A branch of logic devoted to the study and analysis of such concepts and methods as a variable, a function, the substitution operation, the classification of objects into types or categories, and related matters.
In combinatory logic one chooses as basic the concepts of a one-place function and the operation of applying a function to an argument (application). Here the concept of a function is regarded as primitive, instead of that of a set, and is generalized in such a way that a function can be applied to objects at the same level with it. In particular, a function $f$ can serve as an argument of itself. Since functions can be used both as arguments and values, the notion of a many-placed function reduces to that of a one-placed function. The result of applying a function $f$ to an argument $x$ is denoted by $(fx)$. For simplicity the brackets are often omitted, so that the expression $fx_1\dots x_n$ stands for $(\dots(fx_1)\dots x_n)$. A function $f$ satisfying the equation
$$fx_1\dots x_n=\mathfrak X,$$
where $x_1,\dots,x_n$, $n\geq1$, are arbitrary functions and $\mathfrak X$ is an object constructed from these functions (perhaps not from all of them), is called a combinator. (The existence of combinators is tacitly postulated.) Any combinator can be expressed in terms of the two combinators $S$ and $K$ satisfying the following equations:
(where $x,y,z$ are arbitrary functions).
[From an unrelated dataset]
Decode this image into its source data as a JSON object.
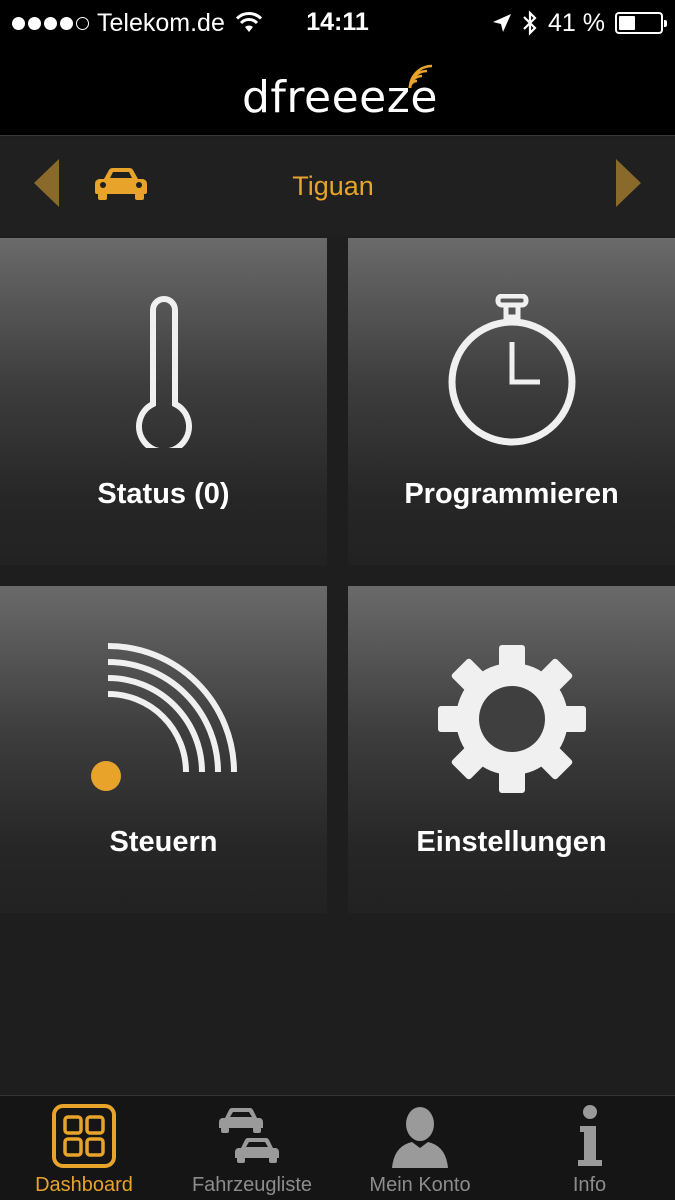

One of the first problems in combinatory logic was that of the reduction of the primitive concepts in logic to a minimal number of sufficiently simply concepts. The individual function $U$ was introduced, which generalizes the Sheffer stroke (if $f$ and $g$ are one-place propositional functions, then $Ufg$ is interpreted as $(\forall x)(f(f(x)\Rightarrow\neg g(x))$), and it was proved that every formula of the predicate calculus can be represented as a combination of the letters $U,S,K$ (and brackets); whence the name "combinatory logic" (H.B. Curry, around 1930). In such a representation, variables are not used at all; this enables one to do away with the variable as a primitive concept. (Moreover, the distinctions between the primitive concepts of an individual constant, a proposition and a propositional function are also eliminated.) However, as the subsequent development of combinatory logic showed, the construction of a logical system on such a basis met with considerable difficulties. The first logical calculi of this type, proposed by A. Church and Curry, proved to be inconsistent (the Kleene–Rosser paradox, see ). In order to escape from this inconsistency, combinatory logic has to be constructed either as a logic possessing very feeble deductive possibilities, or as one whose objects are divided into various categories. The main development of combinatory logic has proceeded along the second route.
The part of combinatory logic that does not deal with "logic" but is merely interested in the properties of combinators is called the pure theory of combinators. It has been proved that this theory is consistent. Its formalization has resulted in several calculi, which all divide into two sharply distinct classes: the combinator calculus and the $\lambda$-calculus.
|||H.B. Curry, R. Feys, "Combinatory logic" , 1 , North-Holland (1958)|
|||H.B. Curry, J.R. Hindley, J.P. Seldin, "Combinatory logic" , 2 , North-Holland (1972)|
|||A. Church, "The calculi of lambda conversion" , Princeton Univ. Press (1941)|
|||S.C. Kleene, J. Rosser, "The inconsistency of certain formal logics" Ann. of Math. , 36 (1935) pp. 630–636|
|||S. Yanovskaya, "Combinatory logic" , Philosophical Encyclopaedia , 3 , Moscow (1964) pp. 226–227 (In Russian)|
|||A.S. Kuzichev, "On the subject and methods of combinatory logic" , History and Anthology of the Natural Sciences , 14 (1973) pp. 131–141 (In Russian)|
The notation $U$ and an analysis of the first problem in combinatory logic can be found in M. Schönfinkel's paper [a1], which was the first paper on the subject.
|[a1]||M. Schönfinkel, "Über die Bausteine der mathematischen Logik" Math. Ann. , 92 (1924) pp. 305–316|
|[a2]||M. Schönfinkel, "Über die Bausteine der mathematischen Logik" J. van Heijenoort (ed.) , From Frege to Gödel , Harvard Univ. Press (1967) pp. 355–366 (Reprint of the previous reference)|
|[a3]||J.R. Hindley, J.P. Seldin, "Introduction to combinators and $\lambda$-calculus" , Cambridge Univ. Press (1986)|
|[a4]||H.P. Barendrecht, "The lambda-calculus, its syntax and semantics" , North-Holland (1977)|
Combinatory logic. Encyclopedia of Mathematics. URL: http://encyclopediaofmath.org/index.php?title=Combinatory_logic&oldid=33341